The MILF, in a previous statement, said it is willing to help in the military operation against Kato and could provide forces to block all entry and exit points around his hideout. The MILF forged an agreement with Manila in 2004 that paved the way for rebel forces – through the ad hoc joint action group – to help government hunt down terrorists and criminal elements in areas where the rebel group is actively operating.
Like Kato, Misuari is also opposed to the government peace talks with the MILF, saying, Manila should first abide by the peace agreement it signed with the MNLF in September 1996, ending more than 20 years of bloody fighting in the southern Philippines.
After the peace agreement was signed, Misuari became the governor of autonomous region.

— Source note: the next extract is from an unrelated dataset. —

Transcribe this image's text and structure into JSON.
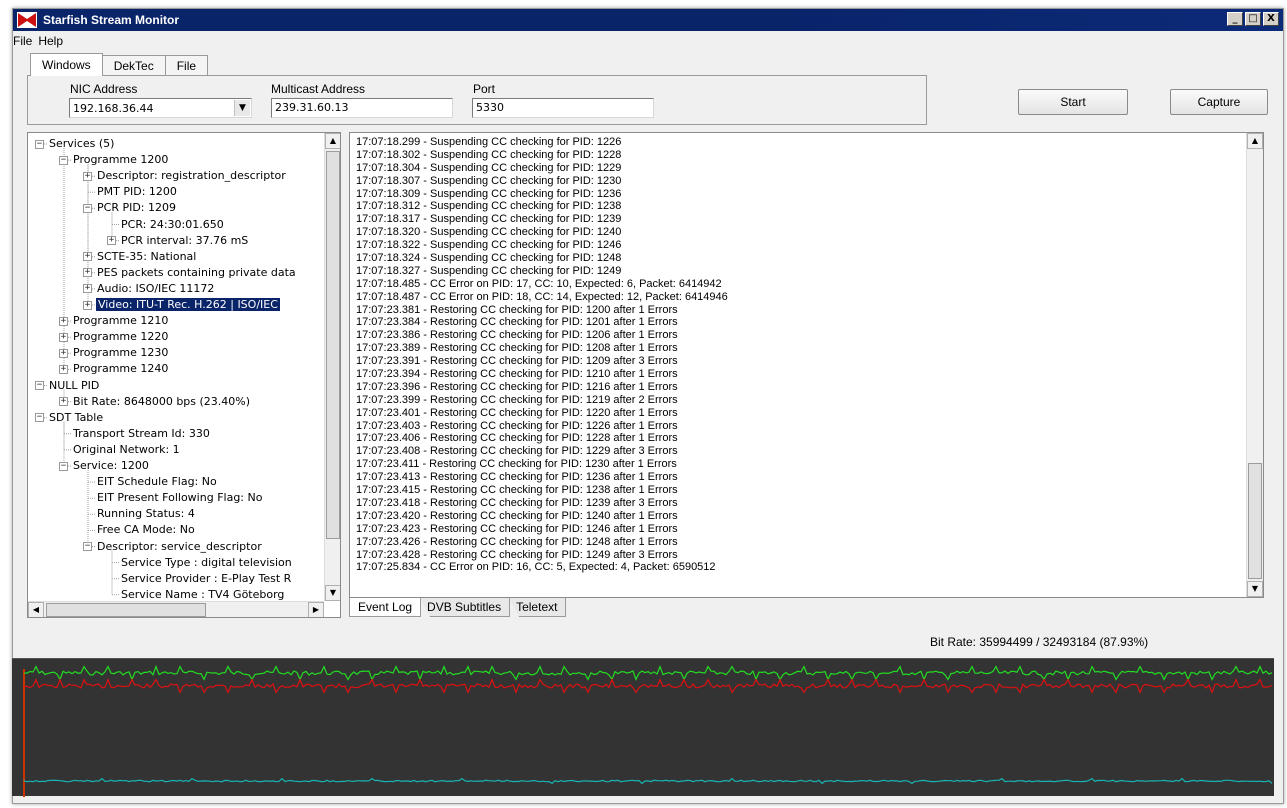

But many former rebels were disgruntled with the accord, saying, the government failed to comply with some of its provisions and uplift their standards of living. They accused the government of failing to develop the war-torn areas in the south, which remain in mired in poverty, heavily militarized and dependent financially on Manila.
In November 2001, on the eve of the elections in the Muslim autonomous region, Misuari accused the government of reneging on the peace agreement, and his followers launched a new rebellion in Sulu and Zamboanga City, where more than 100 people were killed.
Misuari escaped by boat to Malaysia, but was arrested there and deported to the Philippines. He was eventually freed in 2008 after Manila dropped all charges against him for lack of sufficient evidence. He was also ousted by Muslimin Sema, the MNLF Secretary-General, but Misuari maintained that he is the true leader of the former rebel group.
Last September, Misuari’s forces also assaulted several villages in Zamboanga City in southern Philippines and the fighting dragged on for three weeks. More than 400 people were killed and wounded in the fighting that forced over 120,000 villagers to flee their homes. Al Jacinto